Last weekend, Warren Buffett and Charlie Munger hosted the 2017 Berkshire Hathaway annual shareholder meeting in Omaha, Nebraska.  The duo dazzled and charmed 40,000 attendants in the CenturyLink Center for hours on Saturday—answering questions, telling stories, and imparting a great deal of wisdom along the way. Here are a few highlights:

Buffett on Bogle

Jack Bogle, founder of Vanguard, was in attendance, and Buffett had him stand for an applause from the crowd. Buffett went on to say, “Jack Bogle has probably done more for the American investor than any man in the country,” which is a bold statement from a man responsible for minting countless millionaires himself.

Meanwhile, Morgan Stanley just announced that they are dropping Vanguard mutual funds as an investment option for its clients. They will continue to provide access to Vanguard ETFs, which are growing in popularity, but the exclusion of Vanguard mutual funds seems like an overtly insecure move by the Wall Street giant.

Lesson from Aunt Katie

Buffett told a story this year about his Aunt Katie, who had money in Berkshire Hathaway. But she lived modestly and worked her whole life, and even though she was worth millions, she would write her nephew every few months asking if she was going to run out of money.

Now, there’s something endearing about a frugal aunt writing to her nephew, Warren Buffett, about money problems. But as Buffett advises at the end of the story, “There’s no way in the world if you’ve got plenty of money that it should become a minus in your life.” Be frugal like Aunt Katie, but don’t obsess over a problem you don’t have.
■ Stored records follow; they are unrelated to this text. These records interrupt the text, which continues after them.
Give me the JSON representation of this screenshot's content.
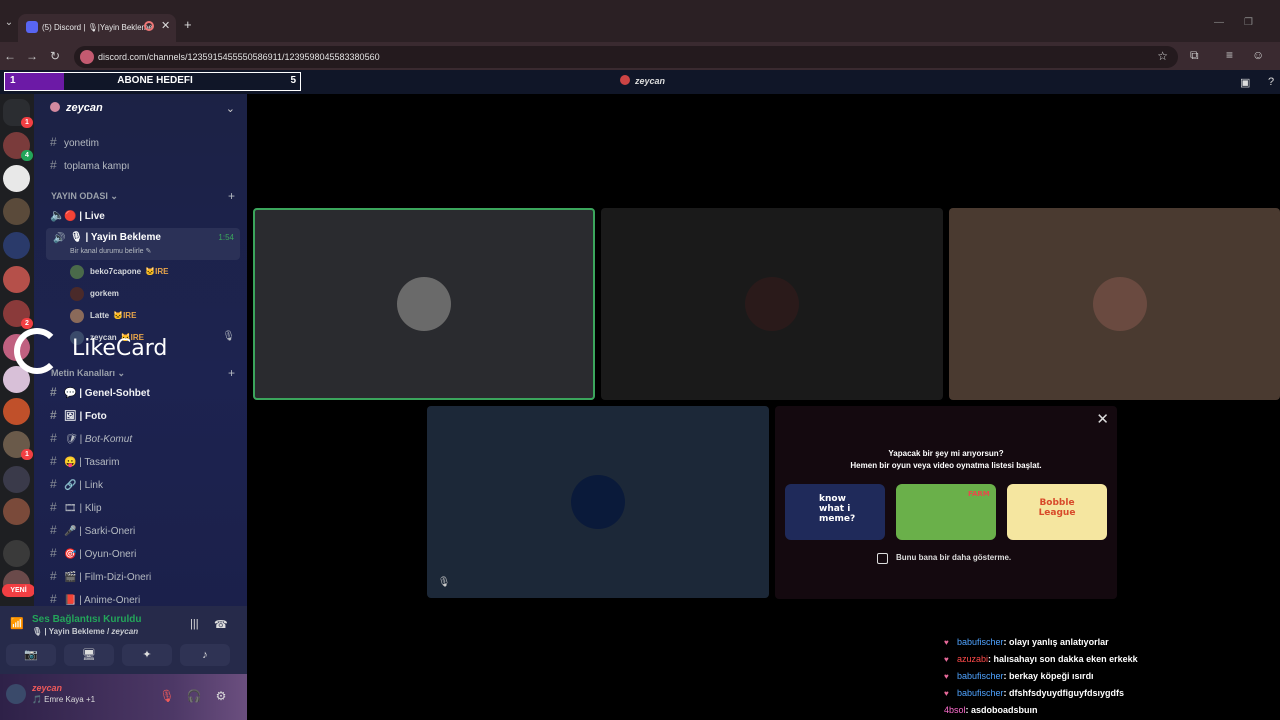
{
  "browser": {
    "tab_title": "(5) Discord | 🎙|Yayin Bekleme",
    "url": "discord.com/channels/1235915455550586911/1239598045583380560"
  },
  "overlay": {
    "goal_current": "1",
    "goal_label": "ABONE HEDEFI",
    "goal_target": "5",
    "goal_progress": 0.2,
    "streamer": "zeycan"
  },
  "server": {
    "name": "zeycan",
    "top_channels": [
      {
        "label": "yonetim"
      },
      {
        "label": "toplama kampı"
      }
    ],
    "category_voice": "YAYIN ODASI",
    "live_channel": "🔴 | Live",
    "active_channel": {
      "label": "🎙 | Yayin Bekleme",
      "timer": "1:54",
      "status": "Bir kanal durumu belirle"
    },
    "voice_users": [
      {
        "name": "beko7capone",
        "tag": "🐱IRE"
      },
      {
        "name": "gorkem",
        "tag": ""
      },
      {
        "name": "Latte",
        "tag": "🐱IRE"
      },
      {
        "name": "zeycan",
        "tag": "🐱IRE"
      }
    ],
    "category_text": "Metin Kanalları",
    "text_channels": [
      {
        "label": "💬 | Genel-Sohbet"
      },
      {
        "label": "🖼 | Foto"
      },
      {
        "label": "🛡 | Bot-Komut"
      },
      {
        "label": "😛 | Tasarim"
      },
      {
        "label": "🔗 | Link"
      },
      {
        "label": "🎞 | Klip"
      },
      {
        "label": "🎤 | Sarki-Oneri"
      },
      {
        "label": "🎯 | Oyun-Oneri"
      },
      {
        "label": "🎬 | Film-Dizi-Oneri"
      },
      {
        "label": "📕 | Anime-Oneri"
      }
    ]
  },
  "rail": {
    "new_badge": "YENİ",
    "badges": [
      "1",
      "4",
      "2",
      "1"
    ]
  },
  "watermark": "LikeCard",
  "voice_panel": {
    "status": "Ses Bağlantısı Kuruldu",
    "location_channel": "🎙 | Yayin Bekleme / ",
    "location_server": "zeycan"
  },
  "user": {
    "name": "zeycan",
    "status": "🎵 Emre Kaya +1"
  },
  "promo": {
    "title": "Yapacak bir şey mi arıyorsun?",
    "subtitle": "Hemen bir oyun veya video oynatma listesi başlat.",
    "games": [
      {
        "name": "know what i meme?"
      },
      {
        "name": "FARM"
      },
      {
        "name": "Bobble League"
      }
    ],
    "checkbox_label": "Bunu bana bir daha gösterme."
  },
  "chat": [
    {
      "user": "babufischer",
      "color": "#4fa3ff",
      "text": ": olayı yanlış anlatıyorlar"
    },
    {
      "user": "azuzabi",
      "color": "#ff4a4a",
      "text": ": halısahayı son dakka eken erkekk"
    },
    {
      "user": "babufischer",
      "color": "#4fa3ff",
      "text": ": berkay köpeği ısırdı"
    },
    {
      "user": "babufischer",
      "color": "#4fa3ff",
      "text": ": dfshfsdyuydfiguyfdsıygdfs"
    },
    {
      "user": "4bsol",
      "color": "#ff6fd0",
      "text": ": asdoboadsbuın"
    }
  ],
  "icons": {
    "speaker": "speaker-icon",
    "hash": "hash-icon"
  }
}
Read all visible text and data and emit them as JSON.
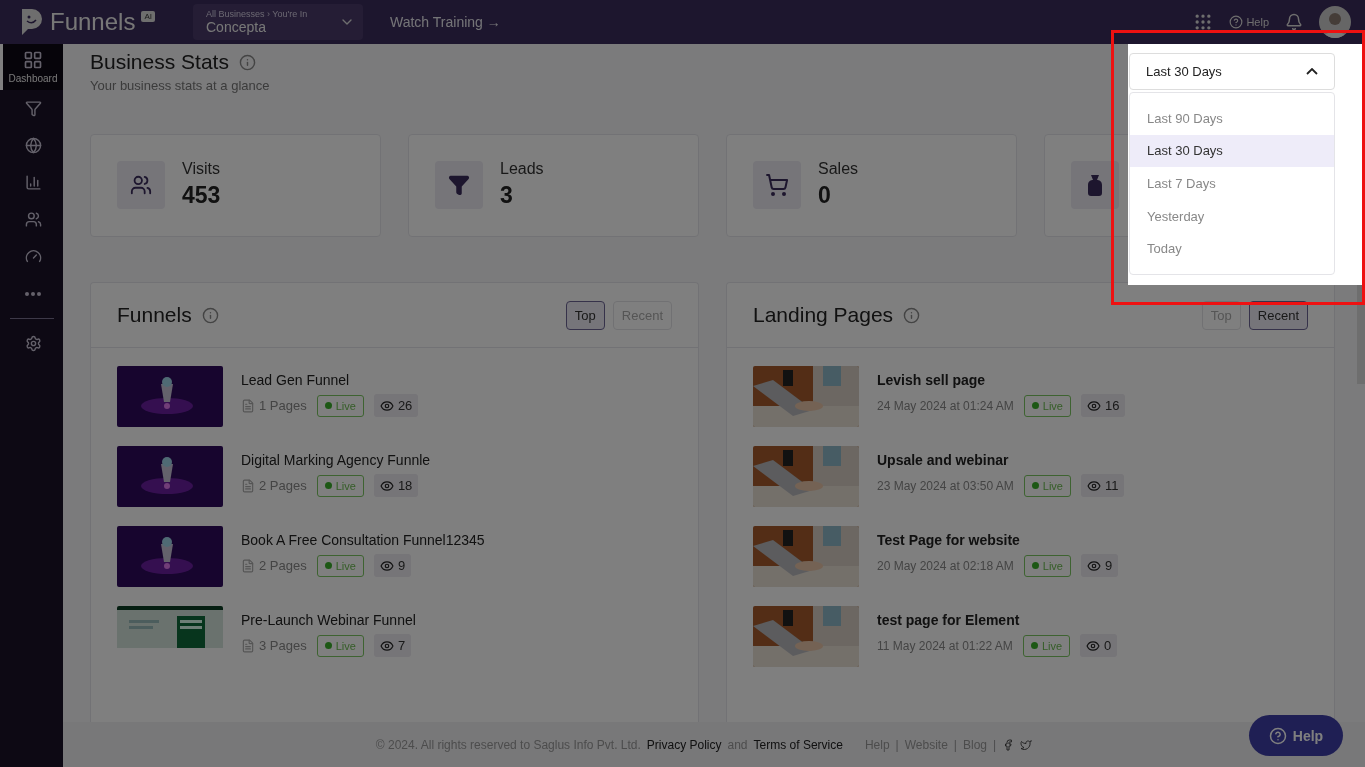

The Team

Buffett has used this joke before, but he opened the meeting Saturday by saying, “That’s Charlie. I’m Warren. You can tell us apart because he can hear and I can see.” Now, that casual remark is telling in a couple of different ways. First, it highlights his humility—Buffett has all the notoriety, but Charlie Munger has been his business partner for years. Even so, Buffett introduces Munger first and just casually uses their first names.

Second, it’s self-deprecating. This meeting represents the easiest opportunity for Buffett to just bask in his own glory—he could spend the whole day talking about his accomplishments and receiving praise from all his investors (read: fans). Instead, he makes fun of himself and brags on what great managers he has. It’s no wonder his employees never leave.


Josh Norris is an Investment Advisory Representative of LeFleur Financial. Josh can be reached at josh@LeFleurFinancial.com.